# WHAT YOU ARE ASKED TO DO:
Scan the entries below and return each line that contains "chevron".

Items listed in a dataset:

▼

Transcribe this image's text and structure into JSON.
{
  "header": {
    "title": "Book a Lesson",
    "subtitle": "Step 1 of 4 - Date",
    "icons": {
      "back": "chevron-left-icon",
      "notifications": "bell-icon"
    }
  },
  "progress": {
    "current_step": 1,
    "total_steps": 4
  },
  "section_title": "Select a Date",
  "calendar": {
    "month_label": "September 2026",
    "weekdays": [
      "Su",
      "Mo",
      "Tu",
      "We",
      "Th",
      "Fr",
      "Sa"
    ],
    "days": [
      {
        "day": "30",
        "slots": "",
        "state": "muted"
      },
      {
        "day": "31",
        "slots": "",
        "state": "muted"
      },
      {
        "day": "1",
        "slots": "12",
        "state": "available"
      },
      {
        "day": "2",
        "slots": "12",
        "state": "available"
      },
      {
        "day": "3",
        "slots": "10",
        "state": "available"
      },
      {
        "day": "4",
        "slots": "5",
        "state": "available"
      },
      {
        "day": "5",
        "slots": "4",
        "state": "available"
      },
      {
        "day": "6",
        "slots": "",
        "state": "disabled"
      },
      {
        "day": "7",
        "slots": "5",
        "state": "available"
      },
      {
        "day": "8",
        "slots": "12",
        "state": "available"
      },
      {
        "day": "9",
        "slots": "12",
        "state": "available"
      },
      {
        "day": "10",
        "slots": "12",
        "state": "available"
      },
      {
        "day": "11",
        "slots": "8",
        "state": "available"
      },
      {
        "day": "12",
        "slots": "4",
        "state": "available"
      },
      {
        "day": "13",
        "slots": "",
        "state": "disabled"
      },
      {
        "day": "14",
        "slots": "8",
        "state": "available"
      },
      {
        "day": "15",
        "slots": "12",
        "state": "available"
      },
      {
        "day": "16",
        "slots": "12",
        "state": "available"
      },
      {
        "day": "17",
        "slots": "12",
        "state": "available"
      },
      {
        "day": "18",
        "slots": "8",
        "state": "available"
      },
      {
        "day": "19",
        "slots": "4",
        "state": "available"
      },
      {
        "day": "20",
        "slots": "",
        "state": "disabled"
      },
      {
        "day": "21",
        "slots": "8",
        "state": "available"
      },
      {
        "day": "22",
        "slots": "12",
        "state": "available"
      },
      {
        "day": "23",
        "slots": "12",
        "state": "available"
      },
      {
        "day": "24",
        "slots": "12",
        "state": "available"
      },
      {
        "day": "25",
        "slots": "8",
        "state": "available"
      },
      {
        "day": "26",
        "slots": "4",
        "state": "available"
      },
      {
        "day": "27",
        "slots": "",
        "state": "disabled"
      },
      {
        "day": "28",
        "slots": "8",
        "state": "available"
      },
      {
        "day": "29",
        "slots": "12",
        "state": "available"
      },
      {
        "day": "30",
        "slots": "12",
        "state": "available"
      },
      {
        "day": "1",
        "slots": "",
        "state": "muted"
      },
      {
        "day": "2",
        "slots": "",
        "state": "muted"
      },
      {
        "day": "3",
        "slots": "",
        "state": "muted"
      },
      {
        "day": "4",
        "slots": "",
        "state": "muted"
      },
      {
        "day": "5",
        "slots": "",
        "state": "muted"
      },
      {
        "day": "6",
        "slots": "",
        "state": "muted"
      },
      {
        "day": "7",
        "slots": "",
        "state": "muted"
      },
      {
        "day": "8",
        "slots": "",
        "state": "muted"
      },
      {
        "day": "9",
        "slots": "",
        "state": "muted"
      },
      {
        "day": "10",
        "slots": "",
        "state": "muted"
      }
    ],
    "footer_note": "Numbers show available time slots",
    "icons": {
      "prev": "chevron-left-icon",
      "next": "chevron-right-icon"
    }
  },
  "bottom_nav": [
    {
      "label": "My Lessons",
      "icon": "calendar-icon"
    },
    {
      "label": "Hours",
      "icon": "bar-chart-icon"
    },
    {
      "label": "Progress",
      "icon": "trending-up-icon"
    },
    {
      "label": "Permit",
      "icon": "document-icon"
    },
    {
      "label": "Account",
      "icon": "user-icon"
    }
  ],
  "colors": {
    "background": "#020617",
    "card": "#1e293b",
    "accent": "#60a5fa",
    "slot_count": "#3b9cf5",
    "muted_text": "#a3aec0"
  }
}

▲

# ANSWER:
      "back": "chevron-left-icon",
      "prev": "chevron-left-icon",
      "next": "chevron-right-icon"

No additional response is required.